21 October 2010
FISH TANK (Dir. Andrea Arnold, 2009, UK) - Broken Britain

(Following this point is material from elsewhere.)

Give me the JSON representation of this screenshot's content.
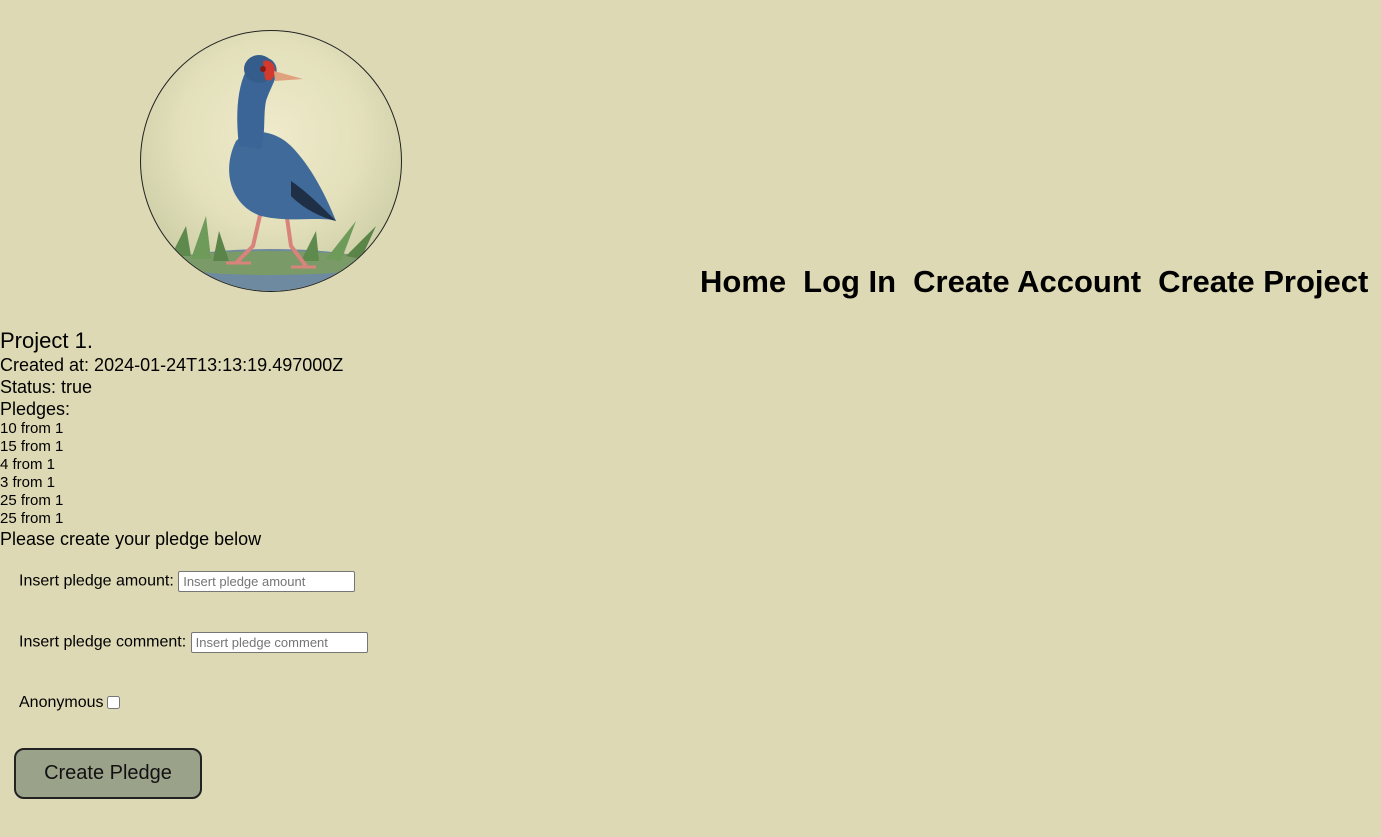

On the strength of just two feature films and a handful of notable shorts, British director Andrea Arnold has emerged as an exemplary propagator of the social realist aesthetic that continues to be a marker of quality British cinema as defined by the work of Ken Loach, Mike Leigh and Shane Meadow. Whilst it would be easy to trace the realist approach to film making back to the Italian neo realist cinema of the post war era, Andrea Arnold's latest film Fish Tank repeats an ideological agenda from her fierce debut red road that situates working class women at the centre of the narrative. Simultaneously, Arnold's unfiltered and elliptical style shares more common ground with the work of The Dardennes than her British contemporaries. In many ways, Mia's erratic and unpredictable nature which of course has largely been shaped by the impoverished environment parallels the misguided and plainly desperate path chosen by Bruno in The Dardennes masterful L'Enfant (The Child, 2005). I guess what I am leading to is the legacy of Robert Bresson who left a deep impression on European art cinema and both Red Road and Fish Tank seem to take their lead from a minimalist style that is reflected in Arnold's emphasis on micro details. In truth, Arnold merges the traditions of social realism with that of transcendental cinema to create an urban story that smacks of an immediacy in which the over used political rhetoric of broken Britain is undeniably current.

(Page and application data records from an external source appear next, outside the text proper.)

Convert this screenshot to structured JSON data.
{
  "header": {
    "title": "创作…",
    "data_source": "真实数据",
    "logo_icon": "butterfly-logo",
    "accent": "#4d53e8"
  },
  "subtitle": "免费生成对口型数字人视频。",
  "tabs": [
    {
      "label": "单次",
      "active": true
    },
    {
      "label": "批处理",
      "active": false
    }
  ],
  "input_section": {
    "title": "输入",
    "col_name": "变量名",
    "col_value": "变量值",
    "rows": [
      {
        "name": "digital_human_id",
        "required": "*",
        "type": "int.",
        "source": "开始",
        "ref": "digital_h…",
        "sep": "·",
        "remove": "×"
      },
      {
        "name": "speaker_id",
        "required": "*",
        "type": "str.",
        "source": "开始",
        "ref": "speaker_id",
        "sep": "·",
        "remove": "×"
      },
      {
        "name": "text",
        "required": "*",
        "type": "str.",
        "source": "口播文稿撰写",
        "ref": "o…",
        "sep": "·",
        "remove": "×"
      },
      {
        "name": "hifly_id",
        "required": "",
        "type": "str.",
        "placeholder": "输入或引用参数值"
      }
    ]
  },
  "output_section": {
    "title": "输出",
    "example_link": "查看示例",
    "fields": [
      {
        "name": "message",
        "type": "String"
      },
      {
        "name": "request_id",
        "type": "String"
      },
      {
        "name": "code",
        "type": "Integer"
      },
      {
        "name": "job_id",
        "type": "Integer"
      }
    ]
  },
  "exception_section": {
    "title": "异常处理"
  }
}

However, Arnold's images of absent fathers, feral youth and class exploitation are familiar enough in their painful evocation. It is a reality constructed and manipulated by men like Connor (Michael Fassbender) who use class disparity as a means of patriarchal control. I guess power relations are fundamentally at the heart social realist cinema and of course such an argument is repudiated in the age old class conflict of Ken Loach. Interestingly, Ken Loach is back on the news agenda since he recently criticised television producers for filling schedules with a glut of reality shows - funnily enough Arnold seems to share such a view as she repeatedly juxtaposes family life to the escapist diversions of reality shows which hover in the background as a symbol of political and social inertia. Another detail is the use of a horse which we first see chained up and which Mia attempts but fails to free. It is a simple metaphor rendered with such poetic imagination that the death of the horse at the end becomes an extension for the loss of innocence and also more importantly that becoming trapped in the case of Mia will inevitably lead to a perpetual state of despair.

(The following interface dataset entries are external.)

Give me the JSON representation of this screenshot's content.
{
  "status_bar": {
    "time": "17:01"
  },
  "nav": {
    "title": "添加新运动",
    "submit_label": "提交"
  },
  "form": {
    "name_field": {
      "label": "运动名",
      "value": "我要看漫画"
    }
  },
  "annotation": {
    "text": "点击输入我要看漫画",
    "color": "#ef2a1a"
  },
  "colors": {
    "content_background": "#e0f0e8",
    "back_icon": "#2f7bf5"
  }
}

This is a brave film in every sense and like The Dardennes, Arnold seems to share an equal interest in natural lighting, non professional actors, location shooting and an observational style that continue earnestly to dictate a contemporary and brutally honest neo realist agenda. Not an inkling of pretension exists, transforming Fish Tank into a truthful treatise on family life, youth and escape. On a final note, I didn't want to end without referencing the influence of Alan Clarke on director Andrea Arnold - in many ways the social exclusion experienced by skinhead Trevor (Made in Britain) in Thatcher's Britain finds telling parallels in Mia who too has been excluded from education. However, the explicit politicising of Clarke's cinema yet again illustrates how detached Arnold may actually be from the social realist style commonly invoked when discussing her work. Nevertheless, the one common value that unifies all of the directors I have mentioned is their humanism and it such an outlook that makes Fish Tank such a prescient and emotive work.